#### [ACTIVITY]
The lines you return should be those containing the string "true", taken from the data below.

== Segment start ==

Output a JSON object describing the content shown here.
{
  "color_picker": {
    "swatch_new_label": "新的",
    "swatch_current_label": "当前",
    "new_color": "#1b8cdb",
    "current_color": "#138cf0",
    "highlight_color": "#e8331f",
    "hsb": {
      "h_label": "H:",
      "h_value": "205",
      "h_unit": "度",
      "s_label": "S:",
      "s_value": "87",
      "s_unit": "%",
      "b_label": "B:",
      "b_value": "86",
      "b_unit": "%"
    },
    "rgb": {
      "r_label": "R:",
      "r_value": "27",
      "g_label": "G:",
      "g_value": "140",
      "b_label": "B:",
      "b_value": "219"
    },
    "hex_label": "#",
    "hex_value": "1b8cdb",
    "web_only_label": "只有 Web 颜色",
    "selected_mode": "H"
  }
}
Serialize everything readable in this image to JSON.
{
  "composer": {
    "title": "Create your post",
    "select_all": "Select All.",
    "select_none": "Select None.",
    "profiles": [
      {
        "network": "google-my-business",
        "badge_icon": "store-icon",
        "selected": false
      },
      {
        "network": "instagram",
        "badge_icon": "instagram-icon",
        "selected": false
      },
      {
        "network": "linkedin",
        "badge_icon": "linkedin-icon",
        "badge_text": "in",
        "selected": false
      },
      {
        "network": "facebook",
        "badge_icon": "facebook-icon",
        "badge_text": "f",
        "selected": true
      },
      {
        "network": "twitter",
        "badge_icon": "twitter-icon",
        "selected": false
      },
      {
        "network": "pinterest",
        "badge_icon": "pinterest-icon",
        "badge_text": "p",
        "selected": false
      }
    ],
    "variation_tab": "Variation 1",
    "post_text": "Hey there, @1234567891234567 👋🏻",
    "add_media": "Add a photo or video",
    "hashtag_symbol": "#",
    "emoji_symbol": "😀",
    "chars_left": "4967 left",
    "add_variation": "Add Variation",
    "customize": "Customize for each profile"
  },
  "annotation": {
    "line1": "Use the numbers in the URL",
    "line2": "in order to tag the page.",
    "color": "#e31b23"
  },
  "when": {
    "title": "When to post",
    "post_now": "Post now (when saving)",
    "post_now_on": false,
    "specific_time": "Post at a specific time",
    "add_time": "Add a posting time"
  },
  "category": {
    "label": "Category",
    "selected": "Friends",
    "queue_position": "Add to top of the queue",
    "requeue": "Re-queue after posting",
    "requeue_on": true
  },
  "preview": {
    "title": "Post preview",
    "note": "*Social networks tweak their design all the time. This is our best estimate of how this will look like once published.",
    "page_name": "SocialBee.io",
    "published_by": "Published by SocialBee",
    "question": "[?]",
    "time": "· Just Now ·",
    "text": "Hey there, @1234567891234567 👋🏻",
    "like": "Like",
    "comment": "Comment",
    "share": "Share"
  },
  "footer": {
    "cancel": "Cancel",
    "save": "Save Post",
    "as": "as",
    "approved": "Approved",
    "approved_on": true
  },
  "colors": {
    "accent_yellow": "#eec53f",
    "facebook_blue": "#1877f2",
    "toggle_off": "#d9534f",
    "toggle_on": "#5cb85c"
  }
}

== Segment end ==

#### [RESULT]
        "selected": true
    "requeue_on": true
    "approved_on": true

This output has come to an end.